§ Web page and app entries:

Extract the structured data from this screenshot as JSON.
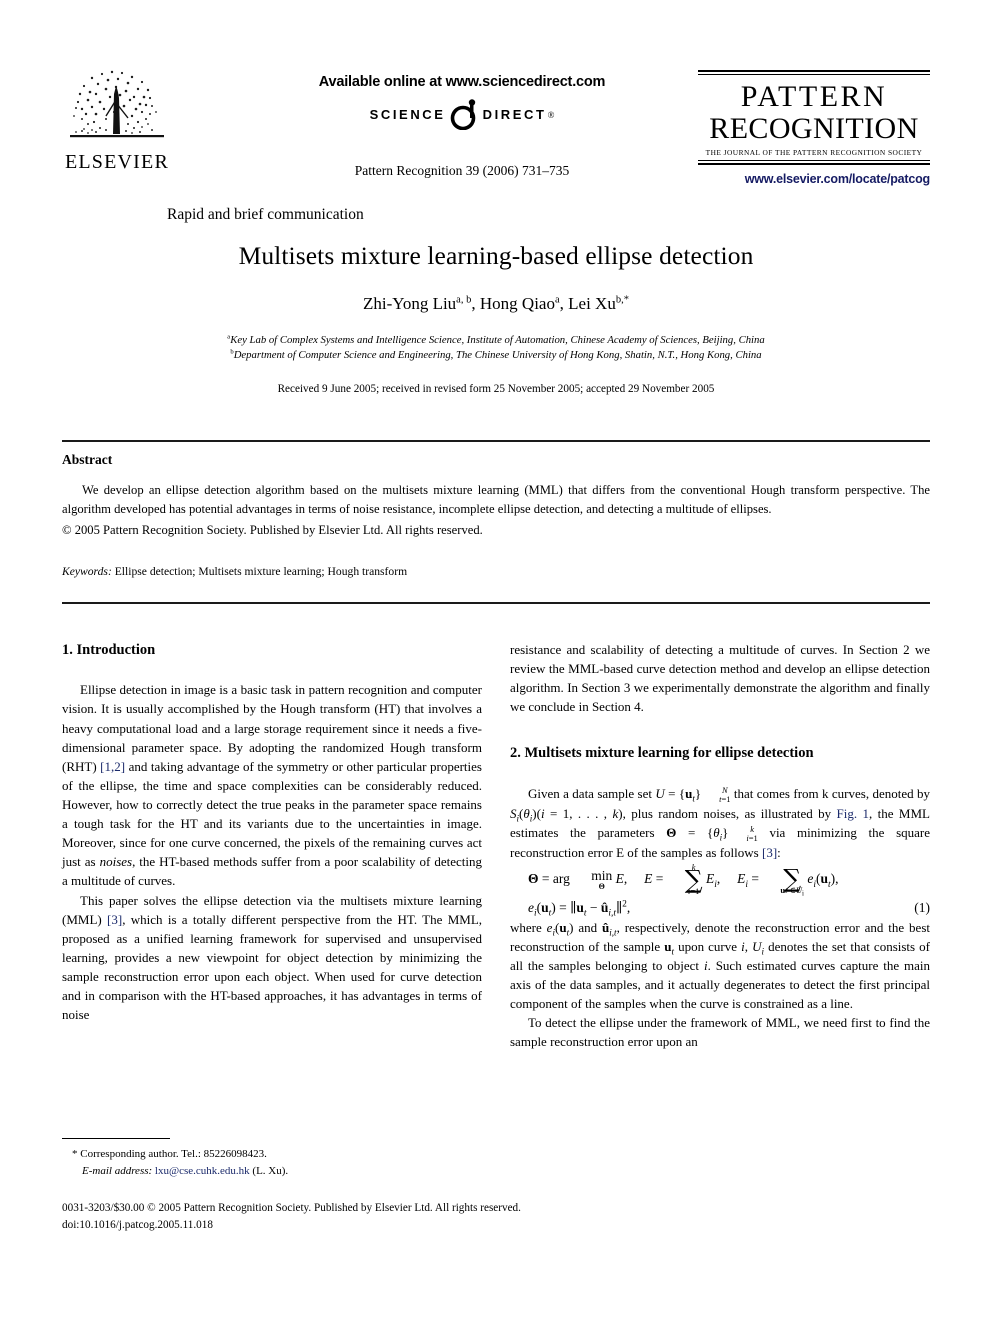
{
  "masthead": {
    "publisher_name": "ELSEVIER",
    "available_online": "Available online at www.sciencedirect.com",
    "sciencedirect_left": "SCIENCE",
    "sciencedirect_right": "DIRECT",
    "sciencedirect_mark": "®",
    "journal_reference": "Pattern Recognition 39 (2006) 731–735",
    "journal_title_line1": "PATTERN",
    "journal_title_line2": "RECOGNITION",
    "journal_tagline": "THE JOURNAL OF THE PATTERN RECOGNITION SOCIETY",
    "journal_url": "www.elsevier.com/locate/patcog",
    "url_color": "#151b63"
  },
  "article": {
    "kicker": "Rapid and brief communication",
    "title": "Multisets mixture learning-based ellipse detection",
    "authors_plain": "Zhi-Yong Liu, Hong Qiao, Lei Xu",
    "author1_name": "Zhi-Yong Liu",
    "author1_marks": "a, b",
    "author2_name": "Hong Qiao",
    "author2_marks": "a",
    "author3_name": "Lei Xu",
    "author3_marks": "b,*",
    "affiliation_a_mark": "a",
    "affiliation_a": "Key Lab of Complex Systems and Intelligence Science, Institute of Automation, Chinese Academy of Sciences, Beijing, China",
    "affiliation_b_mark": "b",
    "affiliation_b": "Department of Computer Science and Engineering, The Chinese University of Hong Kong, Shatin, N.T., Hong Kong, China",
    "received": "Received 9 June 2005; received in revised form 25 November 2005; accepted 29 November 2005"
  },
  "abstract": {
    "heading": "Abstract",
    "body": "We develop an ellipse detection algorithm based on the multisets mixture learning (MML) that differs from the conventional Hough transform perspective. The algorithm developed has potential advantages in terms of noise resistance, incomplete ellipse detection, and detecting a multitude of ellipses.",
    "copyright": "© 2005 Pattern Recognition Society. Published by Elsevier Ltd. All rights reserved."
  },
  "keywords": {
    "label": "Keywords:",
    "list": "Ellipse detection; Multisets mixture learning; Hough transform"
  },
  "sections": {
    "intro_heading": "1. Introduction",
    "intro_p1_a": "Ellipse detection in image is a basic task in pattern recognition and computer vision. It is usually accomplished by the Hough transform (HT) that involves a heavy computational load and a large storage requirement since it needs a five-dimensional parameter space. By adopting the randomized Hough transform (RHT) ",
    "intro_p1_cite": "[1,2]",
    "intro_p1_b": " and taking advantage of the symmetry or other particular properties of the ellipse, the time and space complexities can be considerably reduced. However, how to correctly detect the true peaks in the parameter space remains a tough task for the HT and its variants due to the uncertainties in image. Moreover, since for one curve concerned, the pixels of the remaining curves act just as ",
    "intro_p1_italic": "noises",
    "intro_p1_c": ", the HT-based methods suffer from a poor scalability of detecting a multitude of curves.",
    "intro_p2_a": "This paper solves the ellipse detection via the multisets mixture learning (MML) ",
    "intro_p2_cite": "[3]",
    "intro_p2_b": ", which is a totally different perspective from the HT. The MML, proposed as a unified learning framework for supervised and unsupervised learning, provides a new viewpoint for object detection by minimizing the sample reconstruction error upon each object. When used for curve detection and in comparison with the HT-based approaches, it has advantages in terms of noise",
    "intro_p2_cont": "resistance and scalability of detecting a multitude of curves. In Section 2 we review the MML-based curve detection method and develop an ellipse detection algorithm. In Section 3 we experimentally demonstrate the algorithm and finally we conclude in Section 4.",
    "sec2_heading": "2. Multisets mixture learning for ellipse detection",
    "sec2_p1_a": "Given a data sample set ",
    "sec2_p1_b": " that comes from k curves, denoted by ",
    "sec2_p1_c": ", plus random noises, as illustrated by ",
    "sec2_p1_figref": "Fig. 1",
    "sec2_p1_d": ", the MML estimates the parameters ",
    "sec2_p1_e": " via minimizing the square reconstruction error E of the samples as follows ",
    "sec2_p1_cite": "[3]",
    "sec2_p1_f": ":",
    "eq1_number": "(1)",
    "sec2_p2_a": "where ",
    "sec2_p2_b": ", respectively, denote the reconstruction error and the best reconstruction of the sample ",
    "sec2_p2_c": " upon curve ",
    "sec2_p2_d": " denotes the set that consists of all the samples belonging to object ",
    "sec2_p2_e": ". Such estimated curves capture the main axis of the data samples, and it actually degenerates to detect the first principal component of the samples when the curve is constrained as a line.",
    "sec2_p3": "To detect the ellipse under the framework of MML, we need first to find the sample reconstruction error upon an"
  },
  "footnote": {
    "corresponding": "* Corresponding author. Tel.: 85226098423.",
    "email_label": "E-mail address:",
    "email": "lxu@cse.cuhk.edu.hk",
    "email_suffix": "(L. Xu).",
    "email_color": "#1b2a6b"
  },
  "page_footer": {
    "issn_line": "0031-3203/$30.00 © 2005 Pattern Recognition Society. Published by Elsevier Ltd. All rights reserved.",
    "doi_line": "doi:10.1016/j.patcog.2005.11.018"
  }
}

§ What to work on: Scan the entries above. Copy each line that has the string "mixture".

§ Answer box:
    "title": "Multisets mixture learning-based ellipse detection",
    "body": "We develop an ellipse detection algorithm based on the multisets mixture learning (MML) that differs from the conventional Hough transform perspective. The algorithm developed has potential advantages in terms of noise resistance, incomplete ellipse detection, and detecting a multitude of ellipses.",
    "list": "Ellipse detection; Multisets mixture learning; Hough transform"
    "intro_p2_a": "This paper solves the ellipse detection via the multisets mixture learning (MML) ",
    "sec2_heading": "2. Multisets mixture learning for ellipse detection",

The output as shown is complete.